DATA EXTRACT:
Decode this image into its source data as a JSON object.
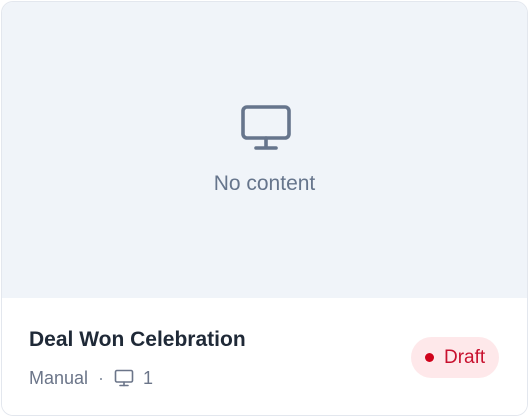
{
  "card": {
    "preview": {
      "icon": "monitor-icon",
      "empty_text": "No content"
    },
    "title": "Deal Won Celebration",
    "meta": {
      "source": "Manual",
      "separator": "·",
      "screen_icon": "monitor-icon",
      "screen_count": "1"
    },
    "status": {
      "label": "Draft",
      "color": "#c8102e",
      "background": "#fee8ea"
    }
  }
}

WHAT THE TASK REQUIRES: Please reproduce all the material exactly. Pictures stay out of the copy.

RESULT:
Decode this image into its source data as a JSON object.
{
  "card": {
    "preview": {
      "icon": "monitor-icon",
      "empty_text": "No content"
    },
    "title": "Deal Won Celebration",
    "meta": {
      "source": "Manual",
      "separator": "·",
      "screen_icon": "monitor-icon",
      "screen_count": "1"
    },
    "status": {
      "label": "Draft",
      "color": "#c8102e",
      "background": "#fee8ea"
    }
  }
}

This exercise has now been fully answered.